Poker is a game that tests an individual’s analytical, mathematical and interpersonal skills to the limit. It also teaches players to be patient and to manage their risks, which can translate into life beyond the tables.

The game is played by two or more people and consists of betting rounds, after which the player with the highest hand wins the pot. There are various variants of poker, and each has different rules and betting structures. However, most share certain common features.

A good poker strategy requires keen observation of the other players’ actions. Players must be able to pick up on tells, changes in attitude and body language and make a judgement call based on this information. This level of concentration can be a challenge for some, but is important in order to achieve success at the table.
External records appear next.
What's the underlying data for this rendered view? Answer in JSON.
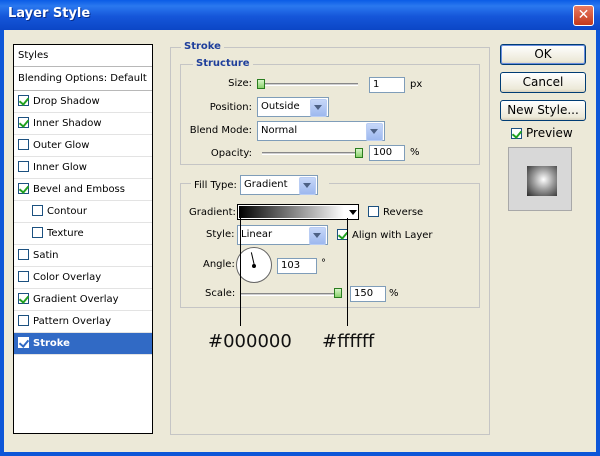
{
  "window": {
    "title": "Layer Style",
    "close_glyph": "✕"
  },
  "styles_list": {
    "header": "Styles",
    "blending": "Blending Options: Default",
    "items": [
      {
        "label": "Drop Shadow",
        "checked": true
      },
      {
        "label": "Inner Shadow",
        "checked": true
      },
      {
        "label": "Outer Glow",
        "checked": false
      },
      {
        "label": "Inner Glow",
        "checked": false
      },
      {
        "label": "Bevel and Emboss",
        "checked": true
      },
      {
        "label": "Contour",
        "checked": false
      },
      {
        "label": "Texture",
        "checked": false
      },
      {
        "label": "Satin",
        "checked": false
      },
      {
        "label": "Color Overlay",
        "checked": false
      },
      {
        "label": "Gradient Overlay",
        "checked": true
      },
      {
        "label": "Pattern Overlay",
        "checked": false
      },
      {
        "label": "Stroke",
        "checked": true
      }
    ]
  },
  "stroke": {
    "section_title": "Stroke",
    "structure_title": "Structure",
    "size_label": "Size:",
    "size_value": "1",
    "size_unit": "px",
    "position_label": "Position:",
    "position_value": "Outside",
    "blend_label": "Blend Mode:",
    "blend_value": "Normal",
    "opacity_label": "Opacity:",
    "opacity_value": "100",
    "opacity_unit": "%",
    "fill_type_label": "Fill Type:",
    "fill_type_value": "Gradient",
    "gradient_label": "Gradient:",
    "reverse_label": "Reverse",
    "reverse_checked": false,
    "style_label": "Style:",
    "style_value": "Linear",
    "align_label": "Align with Layer",
    "align_checked": true,
    "angle_label": "Angle:",
    "angle_value": "103",
    "angle_unit": "°",
    "scale_label": "Scale:",
    "scale_value": "150",
    "scale_unit": "%"
  },
  "buttons": {
    "ok": "OK",
    "cancel": "Cancel",
    "new_style": "New Style...",
    "preview": "Preview",
    "preview_checked": true
  },
  "annotations": {
    "left": "#000000",
    "right": "#ffffff"
  },
  "colors": {
    "title_bar": "#0a5ce6",
    "selection": "#316ac5",
    "section_title": "#1f3f9b"
  }
}
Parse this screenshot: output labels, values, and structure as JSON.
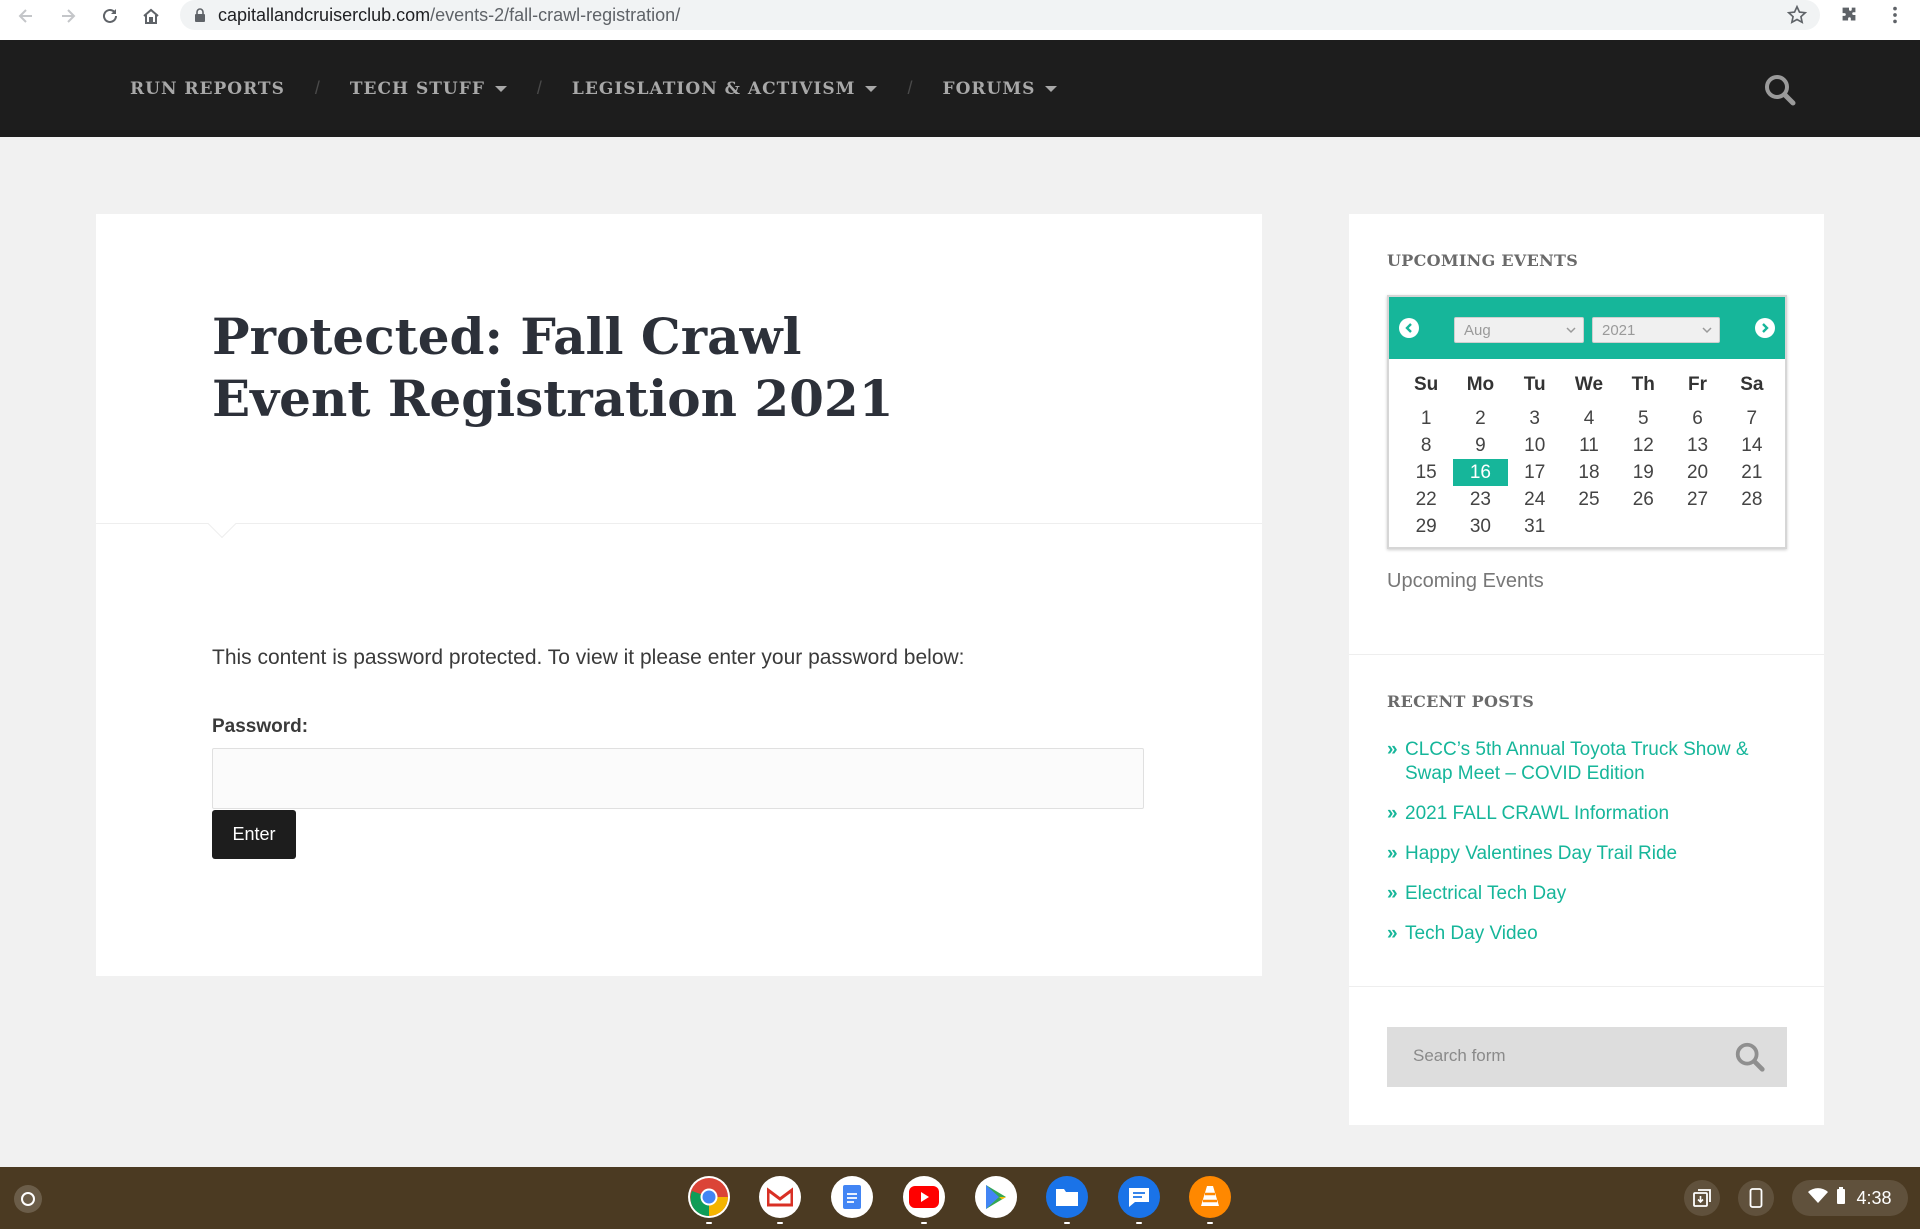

When it comes to bluffing, poker players must be able to recognise the signs that they don’t have the strongest hand and know when to fold. Otherwise, they’ll be forced to continue betting money when they don’t have the cards for it, leading them into a losing streak that can quickly drain their bankroll.

A good poker player will be able to control their emotions even when they are losing. They won’t go on a tilt or throw a temper tantrum, and will simply take the loss as a lesson learned and move on. This ability to remain calm under pressure will benefit you in other areas of your life too, and improve your overall performance.